Give the number of lines below that hold the string "date", and nothing more.

PROVIDED RECORDS Start Marker

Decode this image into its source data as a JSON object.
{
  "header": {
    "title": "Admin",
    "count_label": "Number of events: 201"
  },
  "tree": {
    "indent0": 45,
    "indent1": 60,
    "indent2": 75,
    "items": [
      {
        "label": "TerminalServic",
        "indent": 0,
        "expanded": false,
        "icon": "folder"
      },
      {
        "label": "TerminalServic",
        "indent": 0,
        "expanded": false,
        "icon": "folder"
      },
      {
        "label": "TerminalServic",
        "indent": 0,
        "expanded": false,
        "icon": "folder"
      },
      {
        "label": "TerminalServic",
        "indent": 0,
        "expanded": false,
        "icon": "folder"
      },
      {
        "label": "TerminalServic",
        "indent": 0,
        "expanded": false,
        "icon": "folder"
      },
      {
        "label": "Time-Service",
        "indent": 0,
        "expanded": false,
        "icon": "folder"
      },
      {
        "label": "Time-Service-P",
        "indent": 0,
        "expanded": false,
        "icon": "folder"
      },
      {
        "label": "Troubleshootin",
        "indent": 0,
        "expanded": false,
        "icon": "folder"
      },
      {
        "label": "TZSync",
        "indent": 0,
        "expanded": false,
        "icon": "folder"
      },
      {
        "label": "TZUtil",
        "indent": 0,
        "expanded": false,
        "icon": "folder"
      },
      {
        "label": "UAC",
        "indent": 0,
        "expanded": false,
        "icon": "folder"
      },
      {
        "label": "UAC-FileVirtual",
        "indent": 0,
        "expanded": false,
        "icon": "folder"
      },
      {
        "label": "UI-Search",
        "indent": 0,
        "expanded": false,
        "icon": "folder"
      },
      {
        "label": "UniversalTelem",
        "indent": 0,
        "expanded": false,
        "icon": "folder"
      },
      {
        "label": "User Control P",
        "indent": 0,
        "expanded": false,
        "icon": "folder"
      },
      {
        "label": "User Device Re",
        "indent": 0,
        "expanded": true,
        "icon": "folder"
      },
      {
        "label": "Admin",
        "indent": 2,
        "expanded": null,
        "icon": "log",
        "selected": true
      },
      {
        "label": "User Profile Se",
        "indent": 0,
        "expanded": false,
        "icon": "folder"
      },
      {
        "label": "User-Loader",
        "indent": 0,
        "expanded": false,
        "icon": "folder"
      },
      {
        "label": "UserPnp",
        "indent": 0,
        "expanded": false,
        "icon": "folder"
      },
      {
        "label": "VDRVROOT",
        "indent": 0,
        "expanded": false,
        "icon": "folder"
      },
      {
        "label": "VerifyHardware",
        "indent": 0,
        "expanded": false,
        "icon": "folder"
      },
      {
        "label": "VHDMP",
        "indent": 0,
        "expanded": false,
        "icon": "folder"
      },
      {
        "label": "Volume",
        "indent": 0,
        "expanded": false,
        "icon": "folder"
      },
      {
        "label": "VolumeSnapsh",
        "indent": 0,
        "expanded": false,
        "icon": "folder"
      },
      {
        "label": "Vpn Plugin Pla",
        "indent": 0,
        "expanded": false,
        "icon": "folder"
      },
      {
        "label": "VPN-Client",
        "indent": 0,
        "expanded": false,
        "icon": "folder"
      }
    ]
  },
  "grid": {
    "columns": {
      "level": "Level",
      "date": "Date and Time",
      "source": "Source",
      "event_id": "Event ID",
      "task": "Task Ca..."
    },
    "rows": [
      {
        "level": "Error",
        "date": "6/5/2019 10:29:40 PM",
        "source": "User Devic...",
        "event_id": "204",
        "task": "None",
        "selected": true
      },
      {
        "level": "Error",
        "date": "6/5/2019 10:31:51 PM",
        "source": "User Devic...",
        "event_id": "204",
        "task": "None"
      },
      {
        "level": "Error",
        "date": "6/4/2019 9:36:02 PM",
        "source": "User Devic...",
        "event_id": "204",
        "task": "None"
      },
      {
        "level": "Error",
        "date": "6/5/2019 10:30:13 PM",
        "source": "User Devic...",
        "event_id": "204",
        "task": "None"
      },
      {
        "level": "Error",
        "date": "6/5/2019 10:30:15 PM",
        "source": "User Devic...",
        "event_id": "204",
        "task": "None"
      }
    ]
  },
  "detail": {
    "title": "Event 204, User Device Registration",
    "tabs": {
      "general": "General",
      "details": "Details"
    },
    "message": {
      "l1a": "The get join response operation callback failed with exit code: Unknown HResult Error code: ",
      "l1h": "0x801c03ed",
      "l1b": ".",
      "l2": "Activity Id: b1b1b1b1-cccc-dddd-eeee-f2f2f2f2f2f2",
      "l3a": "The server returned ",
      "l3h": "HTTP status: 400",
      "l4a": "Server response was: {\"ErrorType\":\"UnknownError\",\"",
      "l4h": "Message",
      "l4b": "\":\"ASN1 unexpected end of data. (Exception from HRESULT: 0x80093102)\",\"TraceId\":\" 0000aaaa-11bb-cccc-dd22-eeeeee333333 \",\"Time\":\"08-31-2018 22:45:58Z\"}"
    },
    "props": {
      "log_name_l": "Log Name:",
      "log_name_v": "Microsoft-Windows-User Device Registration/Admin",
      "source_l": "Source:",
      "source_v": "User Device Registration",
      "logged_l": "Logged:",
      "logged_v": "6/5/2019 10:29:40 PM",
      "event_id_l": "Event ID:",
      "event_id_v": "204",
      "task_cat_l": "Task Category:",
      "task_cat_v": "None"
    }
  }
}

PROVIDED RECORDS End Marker

### ANSWER SECTION
6